Data section

━━━━━━━━━━━━━━━━

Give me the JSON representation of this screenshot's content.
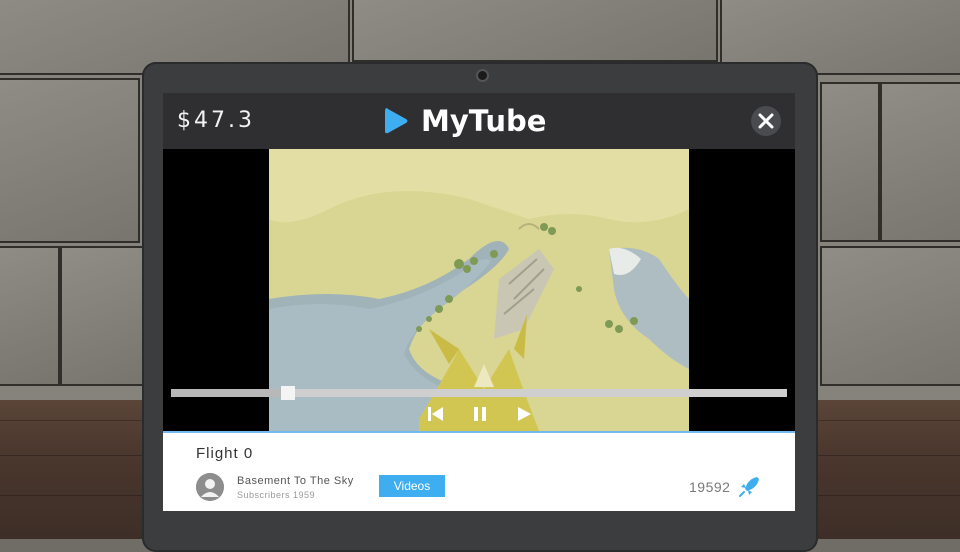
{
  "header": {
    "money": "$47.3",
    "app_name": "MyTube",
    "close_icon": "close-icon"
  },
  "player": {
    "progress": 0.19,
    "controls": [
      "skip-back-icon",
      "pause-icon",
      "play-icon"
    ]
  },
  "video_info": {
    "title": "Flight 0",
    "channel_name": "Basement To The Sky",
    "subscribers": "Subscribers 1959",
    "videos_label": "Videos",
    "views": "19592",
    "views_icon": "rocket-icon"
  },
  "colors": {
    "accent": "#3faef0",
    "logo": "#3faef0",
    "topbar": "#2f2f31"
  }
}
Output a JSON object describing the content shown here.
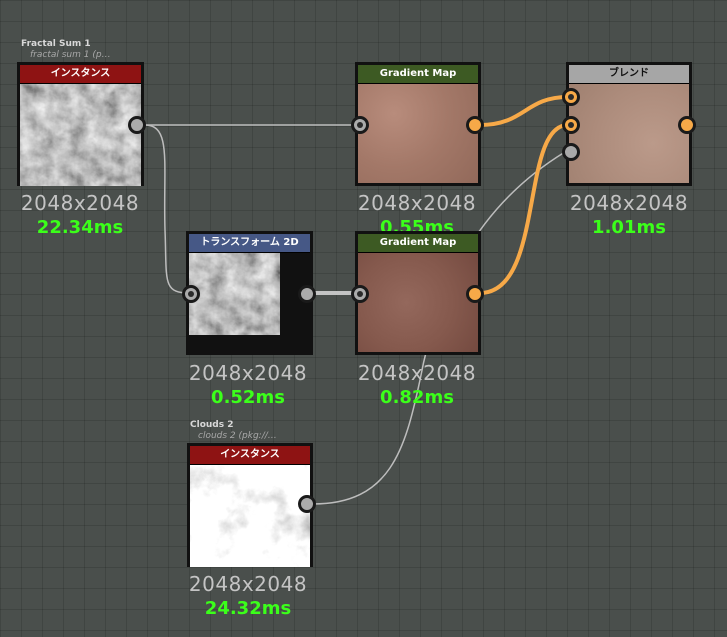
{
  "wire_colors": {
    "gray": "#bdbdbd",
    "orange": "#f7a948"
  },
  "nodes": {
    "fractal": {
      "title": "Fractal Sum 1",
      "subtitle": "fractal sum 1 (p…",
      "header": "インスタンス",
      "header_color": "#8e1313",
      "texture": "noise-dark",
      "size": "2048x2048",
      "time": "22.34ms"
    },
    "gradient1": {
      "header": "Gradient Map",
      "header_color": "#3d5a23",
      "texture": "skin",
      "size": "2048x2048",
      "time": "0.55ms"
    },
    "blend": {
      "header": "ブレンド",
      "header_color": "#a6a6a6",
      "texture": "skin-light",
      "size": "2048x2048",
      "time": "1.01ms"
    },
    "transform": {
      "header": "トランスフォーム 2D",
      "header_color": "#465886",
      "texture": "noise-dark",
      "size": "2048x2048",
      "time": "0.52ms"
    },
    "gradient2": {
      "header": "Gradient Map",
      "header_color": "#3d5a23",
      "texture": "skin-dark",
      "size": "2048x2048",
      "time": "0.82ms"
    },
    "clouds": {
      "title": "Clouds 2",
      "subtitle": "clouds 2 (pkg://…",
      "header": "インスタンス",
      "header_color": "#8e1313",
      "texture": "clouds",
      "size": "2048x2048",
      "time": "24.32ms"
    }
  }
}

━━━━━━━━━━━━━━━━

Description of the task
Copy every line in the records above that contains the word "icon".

Exercise solution
    "close_icon": "close-icon"
      "skip-back-icon",
      "pause-icon",
      "play-icon"
    "views_icon": "rocket-icon"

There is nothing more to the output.